As a substantial player in the agricultural space, New Zealand lurches from issues with droughts to floods to kiwifruit vine disease, the ever present danger of importing fruit flies to the proclivities of the global price for milk solids that has seen the Fonterra forecast payout per kilogramme of milk solids drop to a jarring $4.50, resulting is a $7 billion hit to the NZ economy.
We have seen the challenges posed by the RMA when it comes to securing consents for fish farming, which means that New Zealand has very little prospect of emulating places like Scotland who is a serious and substantial player in the salmon farming market.
While agriculture plays an important part in our economy and has a major impact when things go bad for it, there is little prospect of growing a high value future for New Zealand on the back of agriculture. IT has been touted as the next great hope and you can see the attractiveness of it, there is no requirement for significant infrastructure, it’s mostly grown from a few individuals using their skills and knowledge, and the market is expanding with low barriers to entry.
However competition to develop that elusive winning application or service is high and when they do emerge, they often get scooped up by offshore interests and being highly portable, typically move overseas. Of course there is always tourism which does bring in foreign currency but relies on low paid labour which provides little prospects for a high value future.

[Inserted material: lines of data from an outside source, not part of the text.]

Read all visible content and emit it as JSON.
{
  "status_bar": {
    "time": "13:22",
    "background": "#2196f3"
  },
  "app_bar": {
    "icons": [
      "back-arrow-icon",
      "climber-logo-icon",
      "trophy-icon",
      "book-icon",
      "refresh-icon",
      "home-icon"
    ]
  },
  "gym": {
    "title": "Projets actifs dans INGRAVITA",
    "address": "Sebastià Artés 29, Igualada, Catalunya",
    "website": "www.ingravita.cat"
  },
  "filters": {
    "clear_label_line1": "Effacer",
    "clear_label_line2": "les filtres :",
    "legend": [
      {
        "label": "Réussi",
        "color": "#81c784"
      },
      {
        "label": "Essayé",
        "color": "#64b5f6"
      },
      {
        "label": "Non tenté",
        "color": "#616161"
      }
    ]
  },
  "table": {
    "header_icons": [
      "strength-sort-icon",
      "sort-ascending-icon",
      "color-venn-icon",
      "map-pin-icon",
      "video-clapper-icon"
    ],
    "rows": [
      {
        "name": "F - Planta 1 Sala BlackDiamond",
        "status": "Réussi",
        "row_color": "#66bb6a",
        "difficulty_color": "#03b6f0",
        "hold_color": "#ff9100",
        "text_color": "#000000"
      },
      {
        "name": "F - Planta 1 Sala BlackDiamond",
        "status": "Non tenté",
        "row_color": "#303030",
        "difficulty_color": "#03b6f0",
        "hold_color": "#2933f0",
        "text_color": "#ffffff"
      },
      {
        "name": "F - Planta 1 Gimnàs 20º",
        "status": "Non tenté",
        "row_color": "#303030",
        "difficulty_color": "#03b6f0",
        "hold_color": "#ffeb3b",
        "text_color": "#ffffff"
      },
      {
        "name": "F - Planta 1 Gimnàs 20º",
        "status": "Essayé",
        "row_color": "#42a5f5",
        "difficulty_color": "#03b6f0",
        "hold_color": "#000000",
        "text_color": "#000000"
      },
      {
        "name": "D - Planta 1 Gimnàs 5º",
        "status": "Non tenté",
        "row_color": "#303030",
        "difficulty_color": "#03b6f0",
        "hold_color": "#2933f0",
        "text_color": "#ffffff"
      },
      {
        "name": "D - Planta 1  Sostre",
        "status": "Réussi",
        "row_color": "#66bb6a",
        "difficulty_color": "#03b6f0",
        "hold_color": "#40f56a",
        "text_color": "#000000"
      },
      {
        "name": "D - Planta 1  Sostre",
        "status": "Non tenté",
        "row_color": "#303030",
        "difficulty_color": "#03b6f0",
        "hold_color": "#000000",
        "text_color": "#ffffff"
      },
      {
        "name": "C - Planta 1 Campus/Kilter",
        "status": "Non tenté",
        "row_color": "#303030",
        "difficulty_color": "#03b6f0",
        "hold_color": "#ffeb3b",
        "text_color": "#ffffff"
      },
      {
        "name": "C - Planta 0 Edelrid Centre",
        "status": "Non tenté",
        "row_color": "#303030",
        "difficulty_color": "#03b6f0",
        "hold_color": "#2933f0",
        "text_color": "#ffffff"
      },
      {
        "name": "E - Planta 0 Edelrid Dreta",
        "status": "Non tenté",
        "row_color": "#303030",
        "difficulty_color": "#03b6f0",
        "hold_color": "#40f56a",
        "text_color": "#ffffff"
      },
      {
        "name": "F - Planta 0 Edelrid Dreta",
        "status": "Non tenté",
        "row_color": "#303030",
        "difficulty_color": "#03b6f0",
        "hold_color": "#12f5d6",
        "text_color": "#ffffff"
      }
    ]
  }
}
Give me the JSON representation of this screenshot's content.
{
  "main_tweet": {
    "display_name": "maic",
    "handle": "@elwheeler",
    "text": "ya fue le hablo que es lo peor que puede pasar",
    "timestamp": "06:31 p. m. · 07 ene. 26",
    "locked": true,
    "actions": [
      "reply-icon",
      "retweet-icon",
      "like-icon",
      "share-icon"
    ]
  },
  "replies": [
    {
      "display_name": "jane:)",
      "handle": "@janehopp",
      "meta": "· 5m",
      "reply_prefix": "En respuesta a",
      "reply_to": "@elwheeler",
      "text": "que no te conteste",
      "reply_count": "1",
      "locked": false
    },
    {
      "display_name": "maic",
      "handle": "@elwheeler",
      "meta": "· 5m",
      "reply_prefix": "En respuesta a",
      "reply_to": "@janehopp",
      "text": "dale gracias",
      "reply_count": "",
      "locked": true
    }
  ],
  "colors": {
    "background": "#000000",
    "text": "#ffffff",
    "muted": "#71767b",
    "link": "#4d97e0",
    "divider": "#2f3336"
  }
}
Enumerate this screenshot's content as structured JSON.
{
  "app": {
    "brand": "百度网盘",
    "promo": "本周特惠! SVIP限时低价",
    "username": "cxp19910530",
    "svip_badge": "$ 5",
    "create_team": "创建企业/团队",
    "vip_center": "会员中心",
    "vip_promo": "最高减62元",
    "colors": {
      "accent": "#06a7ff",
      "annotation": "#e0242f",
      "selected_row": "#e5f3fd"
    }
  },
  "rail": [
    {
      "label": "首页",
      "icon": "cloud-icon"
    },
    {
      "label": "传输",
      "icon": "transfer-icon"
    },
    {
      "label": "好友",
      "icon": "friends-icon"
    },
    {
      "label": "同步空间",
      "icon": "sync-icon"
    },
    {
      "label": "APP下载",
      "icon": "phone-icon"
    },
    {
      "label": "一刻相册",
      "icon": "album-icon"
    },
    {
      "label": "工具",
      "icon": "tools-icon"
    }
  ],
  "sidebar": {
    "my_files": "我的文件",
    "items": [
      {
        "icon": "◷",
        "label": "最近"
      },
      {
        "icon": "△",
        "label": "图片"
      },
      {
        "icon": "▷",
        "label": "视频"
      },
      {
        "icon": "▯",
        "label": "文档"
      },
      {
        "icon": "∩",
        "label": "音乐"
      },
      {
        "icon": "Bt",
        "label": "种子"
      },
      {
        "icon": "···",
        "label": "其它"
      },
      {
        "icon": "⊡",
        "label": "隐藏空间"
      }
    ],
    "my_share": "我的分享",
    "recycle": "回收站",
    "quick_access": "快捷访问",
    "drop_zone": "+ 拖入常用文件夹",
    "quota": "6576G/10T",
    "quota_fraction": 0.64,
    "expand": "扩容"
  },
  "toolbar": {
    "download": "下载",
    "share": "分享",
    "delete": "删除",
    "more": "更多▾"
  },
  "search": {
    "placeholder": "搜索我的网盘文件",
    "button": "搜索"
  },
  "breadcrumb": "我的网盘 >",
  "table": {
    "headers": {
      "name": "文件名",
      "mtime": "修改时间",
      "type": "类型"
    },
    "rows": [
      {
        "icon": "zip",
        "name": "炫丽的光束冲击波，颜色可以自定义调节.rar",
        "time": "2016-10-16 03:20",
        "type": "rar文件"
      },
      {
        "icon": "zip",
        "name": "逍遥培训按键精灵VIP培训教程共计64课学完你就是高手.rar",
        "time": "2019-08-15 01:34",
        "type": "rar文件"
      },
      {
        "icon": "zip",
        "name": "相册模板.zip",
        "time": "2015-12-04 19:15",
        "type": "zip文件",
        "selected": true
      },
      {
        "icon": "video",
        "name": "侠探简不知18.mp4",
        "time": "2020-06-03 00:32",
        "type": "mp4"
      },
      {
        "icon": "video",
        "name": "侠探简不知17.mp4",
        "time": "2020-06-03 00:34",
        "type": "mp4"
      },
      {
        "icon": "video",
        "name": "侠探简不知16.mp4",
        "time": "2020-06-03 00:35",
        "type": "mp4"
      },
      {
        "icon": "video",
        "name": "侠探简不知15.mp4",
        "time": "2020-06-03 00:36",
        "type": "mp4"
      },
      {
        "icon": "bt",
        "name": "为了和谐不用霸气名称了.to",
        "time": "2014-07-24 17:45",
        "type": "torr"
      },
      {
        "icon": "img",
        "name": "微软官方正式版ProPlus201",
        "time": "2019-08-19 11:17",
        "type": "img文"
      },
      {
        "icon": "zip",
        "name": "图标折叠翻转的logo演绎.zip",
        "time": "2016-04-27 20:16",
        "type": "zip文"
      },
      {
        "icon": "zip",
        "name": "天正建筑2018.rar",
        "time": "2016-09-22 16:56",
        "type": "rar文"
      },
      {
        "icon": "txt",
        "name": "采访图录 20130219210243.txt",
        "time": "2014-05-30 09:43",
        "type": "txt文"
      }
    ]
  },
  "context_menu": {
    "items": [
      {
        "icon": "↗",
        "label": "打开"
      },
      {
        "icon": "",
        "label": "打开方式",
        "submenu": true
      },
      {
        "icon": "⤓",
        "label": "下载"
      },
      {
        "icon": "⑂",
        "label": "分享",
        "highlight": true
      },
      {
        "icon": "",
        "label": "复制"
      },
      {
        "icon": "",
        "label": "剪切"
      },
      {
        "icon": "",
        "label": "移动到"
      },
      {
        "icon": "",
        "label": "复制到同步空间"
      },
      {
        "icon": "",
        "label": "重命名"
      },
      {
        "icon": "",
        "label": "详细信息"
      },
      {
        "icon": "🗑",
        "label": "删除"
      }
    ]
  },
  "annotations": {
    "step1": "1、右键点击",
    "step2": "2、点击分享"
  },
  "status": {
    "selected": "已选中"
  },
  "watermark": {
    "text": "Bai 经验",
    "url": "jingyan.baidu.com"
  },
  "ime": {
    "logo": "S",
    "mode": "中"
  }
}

But all is not doom and gloom, New Zealand also has a significant manufacturing sector, particularly in the metals area though typically characterised by small-to-medium sized companies, and it is this sector that holds the best prospect for growing a future for the country.
There are a few reasons for this; Firstly, many of these businesses have been long established and have strong roots in their communities, with many of them being in regional rather than metropolitan locations.
Secondly, the fact that they have operated for a long time means they are successful having built up a technology base, the assets that are part of that and the skills to go with it. They have cash flow and the isolation of New Zealand geographically has meant that innovation has been a necessity rather than a nice to have.
These companies grew up meeting the needs of New Zealand, working hand in glove with customers to come up with solution to their problems. In contemporary language, ‘lead user innovation.’ Much of this innovation occurred in a ‘business as usual’ context with the companies involved moving on to the next challenge and often not even recognising what they had achieved.
Globalisation, and the rise of cheap suppliers often strongly supported by their governments, has seen the domestic market change. Customers now look for an off-the-shelf solution where price is usually a big factor, thereby precluding the opportunity for lead user innovation which in today’s market means that an important driver of innovation is lacking. And without that driver, the industry-demonstrated solutions which could constitute a product for local manufacturers to take to the global market is also missing.
Increasingly, industry has to be innovative in another way with the establishment of programmes like the Above Ground Geothermal and Allied Technologies (AGGAT) programme that connects market opportunities to companies, and the research to provide support for developing technologies which can be demonstrated here but are aimed at export markets.
The programme, which is an industry initiative developed by HERA, brings together researchers, end users, manufacturers and suppliers in a co-operative strategy built on a solid science base, which is co-funded by the Ministry for Business Industry and Employment (MBIE).
The AGGAT programme articulates well with New Zealand’s geothermal heritage and reputation, and builds on the base provided by the 78 companies working in this field in the country. The Geothermal World Congress (GWC) is held every five years and was co-hosted by Australia and New Zealand this year. While the main conference was in Melbourne, many international delegates came to New Zealand for the post-WGC events, one of which was the inaugural AGGAT Global Conference, which was held at the SkyCity Convention Centre, showcasing what industry and research has achieved in New Zealand.
If there is one thing that is missing in making sure that programmes like AGGAT maximise the opportunities and successes for industry, it is a lack of true joined up thinking and action. As a small country there is no excuse for industry and government and related entities to not be aligned and working in concert but this is a constant challenge which must be overcome if we are to grow a viable high value future for New Zealand.